Meningococcal disease is a rare, but potentially fatal, bacterial infection, expressed as either meningitis (infection of the membranes surrounding the brain and spinal cord) or meningococcemia (bacteria in the blood). Meningococcal disease strikes about 3,000 Americans each year and is responsible for about 300 deaths annually. The disease is spread by airborne transmission, primarily by coughing. The disease can onset very quickly and without warning. Rapid intervention and treatment is required to avoid serious illness and or death. There are five different subtypes (called sereogroups) of the bacterium that causes Meningococcal Meningitis. The current vaccine does not stimulate protective antibodies to Serogroups B, but it does protect against the most common strains of the disease, including serogroups A, C, Y and W-135. The duration of protection is approximately 3 - 5 years. The vaccine is very safe and adverse reactions are mild and infrequent, consisting primarily of redness and pain at the site of injection lasting up to two days. The Advisory Committee on Immunization Practices (ACIP) of the U.S. Centers for Disease Control and Prevention (CDC) recommends that college freshmen (particularly those who live in dormitories or residence halls) be informed about meningococcal disease and the benefits of vaccination and those students who wish to reduce their risk for meningococcal disease be immunized. Other undergraduate students who wish to reduce their risk for meningococcal disease may also choose to be vaccinated.
For more information about Meningococcal Meningitis and Hepatitis B disease and vaccine, please contact your local health care provider or consult the Center for Disease Control and Prevention Web site.
(2) Financial Concerns and Obligations for Dual Enrollment Students
1. Students must submit complete applications for the Tennessee Dual Enrollment Grant (DEG) by posted deadlines.
2. Students and parents both understand how using DEG funding for courses 5-8 will impact their HOPE scholarship.
3. Students and parents both understand the student must maintain a college GPA of at least 2.75 to continue receiving DEG funding in subsequent dual enrollment semesters.
4. Students taking two courses in the same semester must meet HOPE eligibility requirements to receive funding for the second course (minimum ACT composite score of 21 OR minimum high school GPA of 3.0; home school students must have the ACT score of 21).
5. Students must have been a TN (or Ft. Campbell, KY) resident for at least one year at the time of enrollment to receive funding.
6. Students taking two courses in the same semester with two different institutions will provide any required documentation in order to participate in the consortium agreement between those institutions, which includes having college transcripts sent at the beginning of each semester.

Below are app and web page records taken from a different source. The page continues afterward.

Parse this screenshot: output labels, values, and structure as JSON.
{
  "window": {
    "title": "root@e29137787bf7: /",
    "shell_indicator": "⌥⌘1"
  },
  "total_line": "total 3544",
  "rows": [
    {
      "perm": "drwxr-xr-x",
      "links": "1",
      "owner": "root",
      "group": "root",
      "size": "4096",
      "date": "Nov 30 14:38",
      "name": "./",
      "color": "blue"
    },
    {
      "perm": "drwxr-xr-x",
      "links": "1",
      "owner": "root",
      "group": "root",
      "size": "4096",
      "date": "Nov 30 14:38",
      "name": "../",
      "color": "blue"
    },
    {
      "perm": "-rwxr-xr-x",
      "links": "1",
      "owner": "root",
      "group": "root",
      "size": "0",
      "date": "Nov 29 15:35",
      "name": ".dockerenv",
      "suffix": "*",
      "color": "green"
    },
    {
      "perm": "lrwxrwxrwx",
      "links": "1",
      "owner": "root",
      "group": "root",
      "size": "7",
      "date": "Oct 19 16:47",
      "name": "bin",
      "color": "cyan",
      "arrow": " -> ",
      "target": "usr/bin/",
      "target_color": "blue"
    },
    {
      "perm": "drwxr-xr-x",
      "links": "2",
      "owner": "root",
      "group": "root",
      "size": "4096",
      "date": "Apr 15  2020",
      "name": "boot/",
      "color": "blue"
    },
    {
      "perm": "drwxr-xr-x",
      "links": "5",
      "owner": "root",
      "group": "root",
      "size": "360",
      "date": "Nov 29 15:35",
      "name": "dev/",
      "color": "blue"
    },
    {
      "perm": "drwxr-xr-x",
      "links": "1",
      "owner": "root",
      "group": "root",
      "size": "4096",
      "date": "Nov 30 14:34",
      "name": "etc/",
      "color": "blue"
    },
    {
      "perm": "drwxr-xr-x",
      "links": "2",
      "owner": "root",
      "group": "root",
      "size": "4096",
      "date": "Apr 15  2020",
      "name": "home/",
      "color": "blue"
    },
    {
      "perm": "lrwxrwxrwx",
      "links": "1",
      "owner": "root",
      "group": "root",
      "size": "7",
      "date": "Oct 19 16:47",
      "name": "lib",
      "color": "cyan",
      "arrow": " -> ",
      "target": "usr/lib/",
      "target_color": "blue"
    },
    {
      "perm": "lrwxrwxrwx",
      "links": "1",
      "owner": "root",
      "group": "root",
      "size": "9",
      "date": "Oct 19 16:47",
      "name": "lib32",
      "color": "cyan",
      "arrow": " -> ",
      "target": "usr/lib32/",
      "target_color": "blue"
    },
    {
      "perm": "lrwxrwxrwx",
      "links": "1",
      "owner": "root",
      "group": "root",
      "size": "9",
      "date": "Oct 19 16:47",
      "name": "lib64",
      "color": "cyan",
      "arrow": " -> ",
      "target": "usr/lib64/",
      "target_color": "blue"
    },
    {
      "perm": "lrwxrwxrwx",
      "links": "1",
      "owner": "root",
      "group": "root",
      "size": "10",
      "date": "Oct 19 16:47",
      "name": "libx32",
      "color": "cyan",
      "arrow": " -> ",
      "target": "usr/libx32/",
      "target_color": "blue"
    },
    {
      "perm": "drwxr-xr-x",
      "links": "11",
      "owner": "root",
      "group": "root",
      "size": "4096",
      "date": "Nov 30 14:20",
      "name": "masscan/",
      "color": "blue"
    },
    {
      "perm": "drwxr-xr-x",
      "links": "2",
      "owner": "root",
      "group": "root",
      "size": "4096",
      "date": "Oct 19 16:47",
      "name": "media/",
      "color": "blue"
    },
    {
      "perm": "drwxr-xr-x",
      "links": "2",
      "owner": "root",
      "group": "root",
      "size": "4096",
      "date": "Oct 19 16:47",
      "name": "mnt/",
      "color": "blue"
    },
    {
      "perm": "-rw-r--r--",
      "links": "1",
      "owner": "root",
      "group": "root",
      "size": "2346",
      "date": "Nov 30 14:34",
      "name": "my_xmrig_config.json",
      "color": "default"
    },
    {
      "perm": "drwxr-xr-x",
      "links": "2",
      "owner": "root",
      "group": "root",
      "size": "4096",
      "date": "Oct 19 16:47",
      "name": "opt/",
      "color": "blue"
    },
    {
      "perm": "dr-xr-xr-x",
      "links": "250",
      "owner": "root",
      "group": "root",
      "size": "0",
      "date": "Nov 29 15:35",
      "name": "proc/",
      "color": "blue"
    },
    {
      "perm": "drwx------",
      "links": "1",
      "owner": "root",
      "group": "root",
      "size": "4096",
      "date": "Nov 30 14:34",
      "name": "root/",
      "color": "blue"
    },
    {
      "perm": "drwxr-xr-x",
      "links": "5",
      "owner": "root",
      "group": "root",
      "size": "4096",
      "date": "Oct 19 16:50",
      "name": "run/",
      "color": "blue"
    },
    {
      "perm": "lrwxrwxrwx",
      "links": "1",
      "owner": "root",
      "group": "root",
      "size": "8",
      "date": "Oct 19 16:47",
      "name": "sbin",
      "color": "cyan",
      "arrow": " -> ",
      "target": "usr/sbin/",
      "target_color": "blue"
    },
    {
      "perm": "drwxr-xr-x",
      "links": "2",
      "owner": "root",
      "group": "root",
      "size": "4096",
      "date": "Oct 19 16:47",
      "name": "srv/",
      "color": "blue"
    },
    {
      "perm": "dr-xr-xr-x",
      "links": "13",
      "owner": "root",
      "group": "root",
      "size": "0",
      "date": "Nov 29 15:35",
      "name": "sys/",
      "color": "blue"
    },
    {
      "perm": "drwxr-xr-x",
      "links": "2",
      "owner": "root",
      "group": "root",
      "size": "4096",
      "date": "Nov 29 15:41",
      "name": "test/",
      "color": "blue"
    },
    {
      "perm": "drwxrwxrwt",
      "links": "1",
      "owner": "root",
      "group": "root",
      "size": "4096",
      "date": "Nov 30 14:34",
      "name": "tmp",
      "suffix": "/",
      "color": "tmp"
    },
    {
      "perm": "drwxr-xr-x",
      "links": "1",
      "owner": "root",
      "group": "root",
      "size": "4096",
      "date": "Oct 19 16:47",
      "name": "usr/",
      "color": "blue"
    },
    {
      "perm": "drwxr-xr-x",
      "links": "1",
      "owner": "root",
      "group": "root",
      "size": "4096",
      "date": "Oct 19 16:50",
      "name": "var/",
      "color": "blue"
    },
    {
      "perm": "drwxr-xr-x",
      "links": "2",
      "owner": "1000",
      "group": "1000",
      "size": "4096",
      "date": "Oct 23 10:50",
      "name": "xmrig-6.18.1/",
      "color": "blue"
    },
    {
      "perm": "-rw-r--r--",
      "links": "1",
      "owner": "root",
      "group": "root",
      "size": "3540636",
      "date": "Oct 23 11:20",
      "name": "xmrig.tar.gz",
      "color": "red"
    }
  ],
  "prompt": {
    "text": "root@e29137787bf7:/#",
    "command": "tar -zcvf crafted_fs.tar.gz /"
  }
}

(3) Dual Enrollment Fee Discount or Waiver
If your student qualifies for a fee discount based on your employment, please submit the appropriate form each semester when your student registers to email@example.com. Links to all forms are found at www.apsu.edu/bursar/discounts.
(4) Permission and Agreement
As parent/guardian of the student named below, my signature on this form, certifies that I have read and understand the early admission and concurrent (dual/joint enrollment, academically talented) enrollment policies, including:
- Program and course requirements
- My student must maintain an APSU GPA of 2.75 to remain in the dual enrollment program for subsequent semesters while in high school. If their APSU GPA falls below 2.75 and they have a 3.0 high school GPA, they may reapply for admission.
- Financial obligations, lottery grant regulations, discount/waiver eligibility: I understand that I am responsible for the payment of any tuition or fees not covered by the dual enrollment grant.
- Privacy and confidentiality regulations (a FERPA form is recommended).